vagrant ssh. You'll see the following output:
Linux packer-virtualbox-iso 3.2.0-4-amd64 #1 SMP Debian 3.2.57-3 x86_64 Welcome to your Vagrant-built virtual machine. You have mail. Last login: Thu Jul 17 17:19:20 2014 from 10.0.2.2 [07:27 AM]-[vagrant@events]-[~] $
Next up is to start our actual project. CakePHP 3 makes use of Composer for managing dependencies and creating new projects, navigate to the /vagrant directory on the Vagrant box and run:
/vagrant $ rm -rf events
to clear out any existing code that may interfere.
/vagrant $ composer create-project --prefer-dist -s dev cakephp/app events
If this is the first time you've ever used
composer, or the first time you've used
composer create-project you might be wondering "what on earth just happened". Let's unpack it a bit.
First we ran
rm -rf events to remove the events directory that was created automatically by Vagrant. This is because composer requires the directory to be empty, or non-existent. Then we ran
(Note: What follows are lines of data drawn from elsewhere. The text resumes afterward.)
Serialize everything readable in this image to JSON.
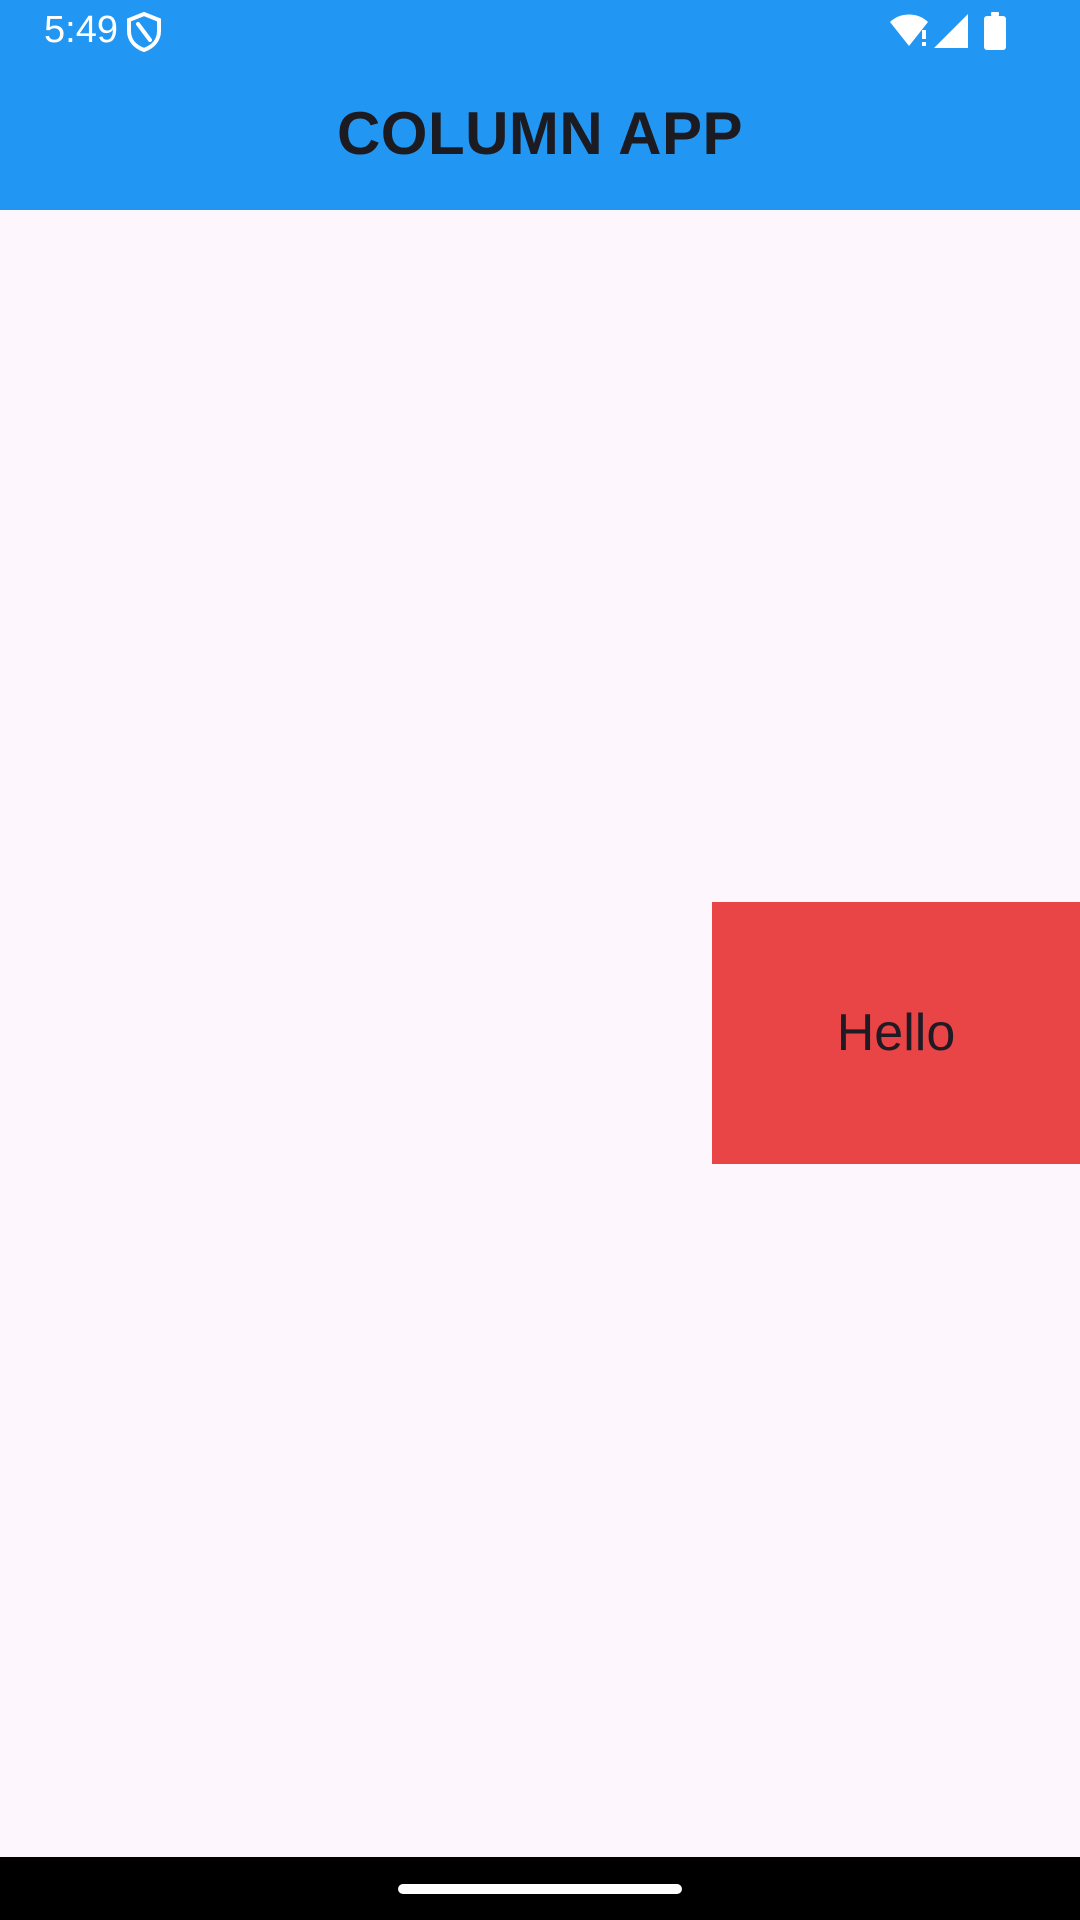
{
  "status_bar": {
    "time": "5:49",
    "icons": [
      "shield-icon",
      "wifi-icon",
      "signal-icon",
      "battery-icon"
    ]
  },
  "app_bar": {
    "title": "COLUMN APP",
    "color": "#2196F3"
  },
  "content": {
    "box_label": "Hello",
    "box_color": "#E94446",
    "background": "#FDF6FD"
  },
  "nav_bar": {
    "handle": "home-handle"
  }
}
composer create-project --prefer-dist -s dev cakephp/app events which tells composer that you wish to create a new project called events (which will be the directory name) based on the cakephp/app composer package. --prefer-dist means that you would prefer composer download the packaged version of the composer package (i.e. a zip file) instead of getting the full source code, this is almost always faster. -s dev tells composer that you will accept packages with a stability level of dev, or higher (Available options are dev, alpha, beta, RC, stable). The reason for using it here is that CakePHP 3 is still under development and we want to make sure we have the latest version of the CakePHP 3 code.
Composer makes use (by default) of the packagist.org repository to determine where to locate the requested packages. Since we are creating a project based on cakephp/app, composer will query packagist.org for the cakephp/app package, packagist.org will return the source repository where composer can download the_ cakephp/app_ package from. Composer will then download the package. The next step is for composer to determine the dependencies for cakephp/app (using the composer.json file), and download those dependencies. After all the dependencies are installed, some file permissions set and the initial configuration file is created.
We can then navigate to our webroot directory and look at it's contents:
$ cd /var/www /var/www $ ls README.md bin/ composer.json composer.lock config/ index.php logs/ phpunit.xml.dist plugins/ src/ tests/ tmp/ vendor/ webroot/
If you see all those files, navigate to http://events.dev in your browser of choice, and as long as everything worked as expected, you should see some beautiful cake!
Don't worry about the database error yet, we will get around to configuring that in Part 3.
Before we finish with part 2, run
exit to exit the vagrant ssh session and then run
vagrant halt to shut the virtual machine down.
In part 3, we will connect to the database, create a migration and starting doing some real baking!